  • Taste of the Boroughs - March
  • Middle School Musical - April
  • Spring Clean Up Day - April
  • Spring Carnival - April
  • Little League Parade - April
  • Memorial Day Parade
  • Purple Day-June
  • Dress and act like a Pirate Day, May 12
  • High School Graduation Ceremony - June
  • July 4th Block Party
  • Homecoming - September/October
  • High School Play - November
  • Middle School Play - November
  • Thanksgiving Day Football game
  • Christmas Singalong
  • Westborough High School Winter Concert-December
  • Eli Whitney Cup Playoffs (Westborough Men's Softball League)-August

Places of worship

  • Beth Tikvah Synagogue
  • Chabad of Westborough
  • Congregation B'nai Shalom
  • Evangelical Congregational Church
  • First Baptist Church Westborough
  • First United Methodist Church
  • Good Shepherd Lutheran Church
  • New Hope Chapel
  • St. Luke the Evangelist Roman Catholic Church and Rectory
  • St. Stephen's Episcopal Church
  • Unitarian Universalist Congregational Society of Westborough
  • Chapel of the Cross

Notable people


  1. ^ Town profile,; accessed October 3, 2015.
  2. ^ The section about Westborough history is based on notes titled The Hundredth Town, written by Kristina N. Allen, which in turn are based on her 1984 book On the Beaten Path.
  3. ^
  4. ^
  5. ^
  6. ^
  7. ^
  8. ^
  9. ^
  10. ^
  11. ^
  12. ^
  13. ^
  14. ^ Westborough Public Schools website,; accessed October 3, 2015.
  15. ^ Massachusetts Department of Education,
  16. ^ C.B. Tillinghast. The free public libraries of Massachusetts. 1st Report of the Free Public Library Commission of Massachusetts. Boston: Wright & Potter, 1891.
  17. ^ Retrieved 2010-11-10
  18. ^ July 1, 2007 through June 30, 2008; cf. The FY2008 Municipal Pie: What's Your Share? Commonwealth of Massachusetts, Board of Library Commissioners. Boston: 2009. Available: Municipal Pie Reports; retrieved 2010-08-04

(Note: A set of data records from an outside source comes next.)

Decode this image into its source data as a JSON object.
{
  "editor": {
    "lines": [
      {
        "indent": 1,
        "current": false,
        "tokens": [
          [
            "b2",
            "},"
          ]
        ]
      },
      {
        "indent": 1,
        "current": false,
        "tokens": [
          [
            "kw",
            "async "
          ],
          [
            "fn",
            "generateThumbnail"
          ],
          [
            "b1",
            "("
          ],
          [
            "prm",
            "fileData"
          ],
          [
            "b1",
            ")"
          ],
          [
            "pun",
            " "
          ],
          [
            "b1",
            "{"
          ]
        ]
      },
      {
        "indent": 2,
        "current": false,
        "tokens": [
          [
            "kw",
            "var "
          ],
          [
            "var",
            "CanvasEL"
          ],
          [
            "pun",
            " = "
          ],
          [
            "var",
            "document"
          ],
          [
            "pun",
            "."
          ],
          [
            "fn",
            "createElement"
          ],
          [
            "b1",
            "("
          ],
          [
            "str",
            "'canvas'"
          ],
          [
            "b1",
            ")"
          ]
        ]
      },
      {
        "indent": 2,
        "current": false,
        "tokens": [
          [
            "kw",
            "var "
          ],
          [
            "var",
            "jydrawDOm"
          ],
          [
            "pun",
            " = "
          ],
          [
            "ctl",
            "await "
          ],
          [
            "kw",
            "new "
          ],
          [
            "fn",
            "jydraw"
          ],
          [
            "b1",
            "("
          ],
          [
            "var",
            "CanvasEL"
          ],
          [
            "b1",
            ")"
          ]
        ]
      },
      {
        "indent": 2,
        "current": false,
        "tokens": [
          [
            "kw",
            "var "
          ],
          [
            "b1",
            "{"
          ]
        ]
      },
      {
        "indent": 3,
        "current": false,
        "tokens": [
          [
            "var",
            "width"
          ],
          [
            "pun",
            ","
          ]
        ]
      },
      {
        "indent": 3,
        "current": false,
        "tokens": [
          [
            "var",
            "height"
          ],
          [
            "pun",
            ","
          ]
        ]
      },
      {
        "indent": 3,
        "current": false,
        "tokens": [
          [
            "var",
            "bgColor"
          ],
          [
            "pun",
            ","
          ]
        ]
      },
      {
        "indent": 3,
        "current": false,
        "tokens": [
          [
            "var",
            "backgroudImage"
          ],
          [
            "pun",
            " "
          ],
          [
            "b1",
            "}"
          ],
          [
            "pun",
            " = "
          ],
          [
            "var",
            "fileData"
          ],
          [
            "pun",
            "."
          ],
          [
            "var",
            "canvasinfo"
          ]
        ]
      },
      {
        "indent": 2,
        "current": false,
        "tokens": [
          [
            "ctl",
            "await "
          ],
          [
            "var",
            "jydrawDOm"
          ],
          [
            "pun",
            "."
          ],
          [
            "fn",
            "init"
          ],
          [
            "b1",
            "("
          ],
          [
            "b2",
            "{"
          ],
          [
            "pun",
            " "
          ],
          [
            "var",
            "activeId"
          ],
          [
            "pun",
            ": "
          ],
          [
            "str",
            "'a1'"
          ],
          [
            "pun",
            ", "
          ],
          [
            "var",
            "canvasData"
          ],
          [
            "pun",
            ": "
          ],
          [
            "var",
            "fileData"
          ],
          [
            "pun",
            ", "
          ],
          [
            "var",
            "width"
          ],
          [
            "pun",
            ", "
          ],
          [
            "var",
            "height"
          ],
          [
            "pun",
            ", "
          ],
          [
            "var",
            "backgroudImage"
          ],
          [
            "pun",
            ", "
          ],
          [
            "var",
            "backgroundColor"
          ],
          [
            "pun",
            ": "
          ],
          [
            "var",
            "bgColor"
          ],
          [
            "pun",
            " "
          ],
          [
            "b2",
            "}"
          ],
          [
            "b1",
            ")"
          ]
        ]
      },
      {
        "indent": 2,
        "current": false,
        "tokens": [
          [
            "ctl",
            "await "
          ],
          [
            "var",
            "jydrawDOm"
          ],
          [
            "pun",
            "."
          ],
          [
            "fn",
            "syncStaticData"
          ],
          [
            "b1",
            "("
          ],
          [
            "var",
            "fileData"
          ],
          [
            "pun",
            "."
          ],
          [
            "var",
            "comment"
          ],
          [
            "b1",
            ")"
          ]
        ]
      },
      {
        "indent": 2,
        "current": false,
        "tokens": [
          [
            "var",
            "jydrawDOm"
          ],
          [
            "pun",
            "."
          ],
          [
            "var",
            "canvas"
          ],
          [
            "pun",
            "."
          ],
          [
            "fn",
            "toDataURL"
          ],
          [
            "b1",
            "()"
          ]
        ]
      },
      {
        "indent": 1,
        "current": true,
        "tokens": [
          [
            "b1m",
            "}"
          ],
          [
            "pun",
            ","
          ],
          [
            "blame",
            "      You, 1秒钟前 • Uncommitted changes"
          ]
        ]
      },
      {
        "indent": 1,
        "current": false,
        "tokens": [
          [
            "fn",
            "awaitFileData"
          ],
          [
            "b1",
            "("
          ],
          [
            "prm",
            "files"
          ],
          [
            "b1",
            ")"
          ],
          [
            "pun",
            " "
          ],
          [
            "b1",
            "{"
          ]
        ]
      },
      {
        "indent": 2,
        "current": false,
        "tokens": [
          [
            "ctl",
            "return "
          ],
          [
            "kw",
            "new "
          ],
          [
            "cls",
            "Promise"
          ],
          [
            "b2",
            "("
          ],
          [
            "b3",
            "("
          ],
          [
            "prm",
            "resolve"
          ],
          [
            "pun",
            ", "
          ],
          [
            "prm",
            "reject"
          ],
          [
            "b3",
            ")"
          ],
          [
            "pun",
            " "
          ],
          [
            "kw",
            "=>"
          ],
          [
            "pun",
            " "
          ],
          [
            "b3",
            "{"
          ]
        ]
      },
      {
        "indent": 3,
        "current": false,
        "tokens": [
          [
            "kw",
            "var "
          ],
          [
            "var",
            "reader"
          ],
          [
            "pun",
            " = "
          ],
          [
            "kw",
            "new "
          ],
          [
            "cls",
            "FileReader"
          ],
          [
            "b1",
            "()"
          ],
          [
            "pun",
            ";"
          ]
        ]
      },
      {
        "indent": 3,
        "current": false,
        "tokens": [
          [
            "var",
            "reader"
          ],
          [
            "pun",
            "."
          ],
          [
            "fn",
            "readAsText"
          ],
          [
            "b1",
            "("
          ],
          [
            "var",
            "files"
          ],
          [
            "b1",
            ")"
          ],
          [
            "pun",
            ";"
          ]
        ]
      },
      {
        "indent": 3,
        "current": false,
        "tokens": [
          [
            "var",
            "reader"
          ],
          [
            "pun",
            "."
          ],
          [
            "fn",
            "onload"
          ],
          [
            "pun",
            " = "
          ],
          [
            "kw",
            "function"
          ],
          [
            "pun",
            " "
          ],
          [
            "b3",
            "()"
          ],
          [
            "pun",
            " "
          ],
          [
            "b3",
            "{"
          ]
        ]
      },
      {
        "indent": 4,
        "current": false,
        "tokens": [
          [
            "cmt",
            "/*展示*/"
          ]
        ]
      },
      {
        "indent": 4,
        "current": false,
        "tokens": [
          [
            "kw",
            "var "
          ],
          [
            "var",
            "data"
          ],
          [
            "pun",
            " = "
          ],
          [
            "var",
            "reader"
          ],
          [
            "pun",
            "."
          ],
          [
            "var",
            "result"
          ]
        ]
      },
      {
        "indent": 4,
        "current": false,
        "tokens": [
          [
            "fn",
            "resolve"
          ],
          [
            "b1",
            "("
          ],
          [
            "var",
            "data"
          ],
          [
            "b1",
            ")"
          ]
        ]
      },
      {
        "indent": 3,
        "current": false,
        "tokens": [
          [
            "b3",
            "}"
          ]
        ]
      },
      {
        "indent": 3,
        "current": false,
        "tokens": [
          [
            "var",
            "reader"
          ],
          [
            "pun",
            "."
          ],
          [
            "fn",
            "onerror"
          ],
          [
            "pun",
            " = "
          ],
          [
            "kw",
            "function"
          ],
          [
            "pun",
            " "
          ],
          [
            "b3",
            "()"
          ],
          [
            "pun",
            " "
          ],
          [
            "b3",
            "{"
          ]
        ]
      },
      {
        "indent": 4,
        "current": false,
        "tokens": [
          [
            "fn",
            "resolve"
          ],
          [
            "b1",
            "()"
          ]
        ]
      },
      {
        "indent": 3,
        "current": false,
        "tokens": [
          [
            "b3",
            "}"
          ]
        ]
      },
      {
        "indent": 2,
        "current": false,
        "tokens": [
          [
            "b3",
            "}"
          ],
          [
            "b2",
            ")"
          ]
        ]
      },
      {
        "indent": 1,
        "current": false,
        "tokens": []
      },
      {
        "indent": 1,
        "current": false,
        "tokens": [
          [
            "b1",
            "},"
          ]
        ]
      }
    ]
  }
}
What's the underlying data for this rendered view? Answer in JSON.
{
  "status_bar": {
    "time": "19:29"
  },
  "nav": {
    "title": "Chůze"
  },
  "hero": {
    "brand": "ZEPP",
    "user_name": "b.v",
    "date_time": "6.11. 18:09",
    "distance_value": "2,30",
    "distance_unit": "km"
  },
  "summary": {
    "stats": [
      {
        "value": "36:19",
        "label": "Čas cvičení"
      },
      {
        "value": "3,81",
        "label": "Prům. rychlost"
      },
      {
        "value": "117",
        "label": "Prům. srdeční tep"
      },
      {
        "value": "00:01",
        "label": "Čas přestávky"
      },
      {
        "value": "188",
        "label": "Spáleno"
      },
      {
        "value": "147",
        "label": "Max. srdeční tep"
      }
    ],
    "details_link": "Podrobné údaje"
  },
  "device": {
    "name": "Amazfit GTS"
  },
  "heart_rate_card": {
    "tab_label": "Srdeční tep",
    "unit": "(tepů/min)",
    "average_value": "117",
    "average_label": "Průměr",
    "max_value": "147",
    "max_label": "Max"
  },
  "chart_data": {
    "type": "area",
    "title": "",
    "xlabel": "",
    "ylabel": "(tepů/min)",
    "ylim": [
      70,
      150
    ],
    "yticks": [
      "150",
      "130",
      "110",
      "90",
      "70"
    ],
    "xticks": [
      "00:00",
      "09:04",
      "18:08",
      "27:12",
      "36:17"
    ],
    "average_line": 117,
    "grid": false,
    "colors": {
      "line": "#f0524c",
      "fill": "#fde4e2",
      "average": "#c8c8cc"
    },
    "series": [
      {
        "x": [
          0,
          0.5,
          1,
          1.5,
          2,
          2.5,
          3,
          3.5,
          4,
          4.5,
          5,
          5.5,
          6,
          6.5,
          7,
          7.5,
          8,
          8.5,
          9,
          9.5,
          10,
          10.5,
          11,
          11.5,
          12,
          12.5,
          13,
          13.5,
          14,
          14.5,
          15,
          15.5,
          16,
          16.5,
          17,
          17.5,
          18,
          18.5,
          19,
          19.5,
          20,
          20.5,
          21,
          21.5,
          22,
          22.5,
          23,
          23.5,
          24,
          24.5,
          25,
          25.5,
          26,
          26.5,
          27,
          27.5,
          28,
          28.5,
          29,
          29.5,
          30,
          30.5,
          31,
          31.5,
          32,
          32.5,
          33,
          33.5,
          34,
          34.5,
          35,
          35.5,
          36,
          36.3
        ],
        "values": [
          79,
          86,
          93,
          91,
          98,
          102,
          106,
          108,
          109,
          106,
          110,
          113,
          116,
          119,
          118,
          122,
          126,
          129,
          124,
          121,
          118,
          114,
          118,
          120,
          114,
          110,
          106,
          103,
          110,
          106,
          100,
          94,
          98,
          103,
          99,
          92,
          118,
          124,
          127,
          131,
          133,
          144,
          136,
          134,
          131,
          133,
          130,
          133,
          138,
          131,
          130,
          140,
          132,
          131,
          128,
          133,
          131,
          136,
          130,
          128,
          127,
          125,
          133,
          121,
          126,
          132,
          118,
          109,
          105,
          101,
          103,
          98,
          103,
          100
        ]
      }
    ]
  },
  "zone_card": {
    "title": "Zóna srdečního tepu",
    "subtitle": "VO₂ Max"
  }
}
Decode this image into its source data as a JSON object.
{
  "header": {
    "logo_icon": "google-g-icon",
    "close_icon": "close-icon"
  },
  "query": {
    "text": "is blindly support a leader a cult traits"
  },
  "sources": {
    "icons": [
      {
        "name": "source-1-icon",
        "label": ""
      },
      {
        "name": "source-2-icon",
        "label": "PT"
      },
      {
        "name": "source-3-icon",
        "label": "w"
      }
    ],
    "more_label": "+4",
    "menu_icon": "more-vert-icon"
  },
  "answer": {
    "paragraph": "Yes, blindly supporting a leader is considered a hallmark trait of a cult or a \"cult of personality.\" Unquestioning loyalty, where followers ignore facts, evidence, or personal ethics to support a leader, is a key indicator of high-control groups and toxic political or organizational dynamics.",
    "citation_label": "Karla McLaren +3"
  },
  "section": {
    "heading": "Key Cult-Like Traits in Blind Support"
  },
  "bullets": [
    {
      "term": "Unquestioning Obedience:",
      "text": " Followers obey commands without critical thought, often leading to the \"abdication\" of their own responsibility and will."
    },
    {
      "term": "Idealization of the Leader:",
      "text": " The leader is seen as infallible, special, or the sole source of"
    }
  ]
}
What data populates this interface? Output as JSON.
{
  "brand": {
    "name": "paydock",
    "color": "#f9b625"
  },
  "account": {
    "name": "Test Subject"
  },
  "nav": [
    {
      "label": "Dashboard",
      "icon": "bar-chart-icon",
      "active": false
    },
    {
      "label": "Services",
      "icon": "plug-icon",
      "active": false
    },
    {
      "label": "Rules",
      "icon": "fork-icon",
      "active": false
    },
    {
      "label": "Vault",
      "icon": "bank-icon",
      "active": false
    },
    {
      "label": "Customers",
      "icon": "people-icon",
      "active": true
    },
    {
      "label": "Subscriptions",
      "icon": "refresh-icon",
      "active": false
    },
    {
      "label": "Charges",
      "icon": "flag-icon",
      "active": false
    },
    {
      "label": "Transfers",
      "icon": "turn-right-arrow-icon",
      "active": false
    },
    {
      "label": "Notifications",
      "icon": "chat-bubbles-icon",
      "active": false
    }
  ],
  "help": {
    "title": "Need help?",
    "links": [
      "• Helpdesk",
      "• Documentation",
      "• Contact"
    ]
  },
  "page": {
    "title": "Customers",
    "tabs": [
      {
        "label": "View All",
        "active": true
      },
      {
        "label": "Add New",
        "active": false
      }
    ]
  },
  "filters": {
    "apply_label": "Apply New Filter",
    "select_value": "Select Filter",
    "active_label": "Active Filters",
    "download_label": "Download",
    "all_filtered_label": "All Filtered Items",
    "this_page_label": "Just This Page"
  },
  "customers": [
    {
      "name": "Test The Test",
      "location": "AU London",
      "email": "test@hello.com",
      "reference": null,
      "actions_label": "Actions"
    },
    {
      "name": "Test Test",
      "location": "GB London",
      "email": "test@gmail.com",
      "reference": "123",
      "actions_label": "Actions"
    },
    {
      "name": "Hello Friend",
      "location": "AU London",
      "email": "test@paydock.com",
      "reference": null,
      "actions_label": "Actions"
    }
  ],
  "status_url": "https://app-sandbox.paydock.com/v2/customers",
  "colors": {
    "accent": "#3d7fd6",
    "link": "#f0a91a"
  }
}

External links

  • Town of Westborough, Massachusetts
  • Westborough Public Library
  • Westborough School District
  • Westborough Public Access Television
This article was sourced from Creative Commons Attribution-ShareAlike License; additional terms may apply. World Heritage Encyclopedia content is assembled from numerous content providers, Open Access Publishing, and in compliance with The Fair Access to Science and Technology Research Act (FASTR), Wikimedia Foundation, Inc., Public Library of Science, The Encyclopedia of Life, Open Book Publishers (OBP), PubMed, U.S. National Library of Medicine, National Center for Biotechnology Information, U.S. National Library of Medicine, National Institutes of Health (NIH), U.S. Department of Health & Human Services, and, which sources content from all federal, state, local, tribal, and territorial government publication portals (.gov, .mil, .edu). Funding for and content contributors is made possible from the U.S. Congress, E-Government Act of 2002.
Crowd sourced content that is contributed to World Heritage Encyclopedia is peer reviewed and edited by our editorial staff to ensure quality scholarly research articles.
By using this site, you agree to the Terms of Use and Privacy Policy. World Heritage Encyclopedia™ is a registered trademark of the World Public Library Association, a non-profit organization.

Copyright © World Library Foundation. All rights reserved. eBooks from World eBook Library are sponsored by the World Library Foundation,
a 501c(4) Member's Support Non-Profit Organization, and is NOT affiliated with any governmental agency or department.